    Maths is a beautiful discipline[...] Very good maths can proceed from very poor assumptions. Some of the most genius econometricians I know develop the most mathematically awe-inspiring models and produce the biggest load of economic explanatory drivel.
    Once more, I do not disagree. However, that is precisely why we need to seek empirical validation of our theories, whether it be derived mathematically or verbally.* My stance is that theory and empirics should necessarily be reinforcing. If there is a disagreement between the two, we are essentially left with three options: 1) Our model is wrong**, 2) Our data is flawed, or 3) Our application of empirical testing is faulty (e.g. not accounting for simultaneity bias when regressing co-determined equations). Whichever the case, this leads to refinement of our models, or improvements in our data collection and testing methods. In other words, general progress.

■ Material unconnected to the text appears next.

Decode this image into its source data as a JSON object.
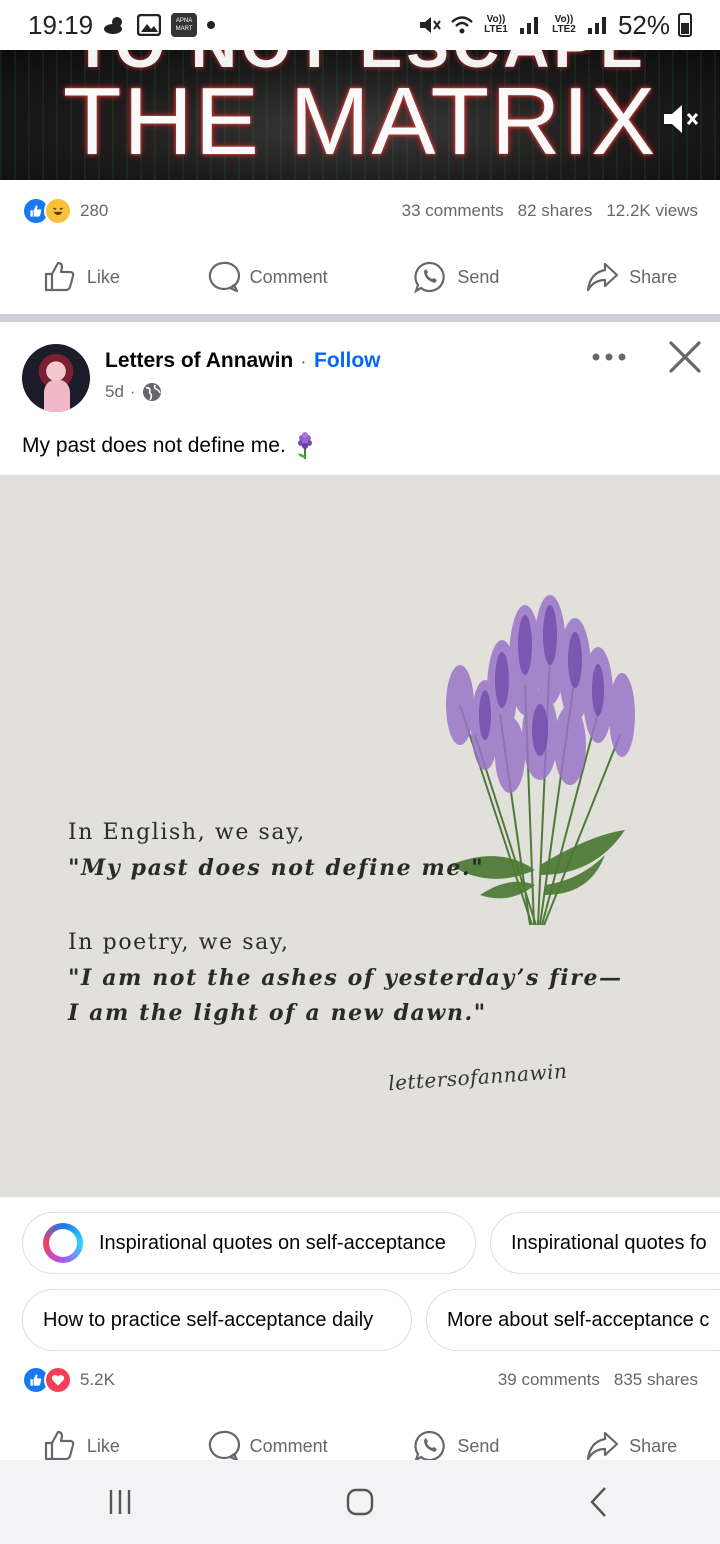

    * In the words of David Hume: “If we take in our hand any volume; of divinity or school metaphysics, for instance; let us ask, Does it contain any abstract reasoning concerning quantity or number? No. Does it contain any experimental reasoning, concerning matter of fact and existence? No. Commit it then to flames: for it can contain nothing but sophistry and illusion.”
    ** Taking an example from my own specialisation (natural resources): That is why we reject the simplistic notions of Hotelling’s Rule in modelling oil prices – i.e. that they should rise proportionally to the rate of interest – even though it has a crisp elegance and logical flow to its formulation. Unfortunately, the real world data simply do not support this claim.

    Last point:
    Keynes was able to ‘prove’ mathematically some of the world’s greatest economic fallacies.
    I’m not a Keynes scholar, but I believe this assertion is quite false.*** Indeed, I seem to recall that Keynes himself deliberately eschewed the use of mathematics in, for example, The General Theory. According to Hyman Minsky (thanks wikipedia!) “Keynes’s limited use of mathematics was partly the result of his scepticism about whether phenomena as inherently uncertain as economic activity could ever be adequately captured by mathematical models.” Actually, just doing a bit of googling, here’s direct passage from TGT:
    “It is a great fault of symbolic pseudo-mathematical methods of formalising a system of economic analysis.[...] Too large a proportion of recent ‘mathematical’ economics are merely concoctions, as imprecise as the initial assumptions they rest on, which allow the author to lose sight of the complexities and interdependencies of the real world in a maze of pretentious and unhelpful symbols.”

    *** Though you are, of course, entitled to your opinions on the man’s contributions to economics :)


    Okay, I’ve spent much more time writing this comment than I should have… Back to work! Anyway, as always, I enjoy our debates and look forward to seeing you both in the flesh when I get home in December…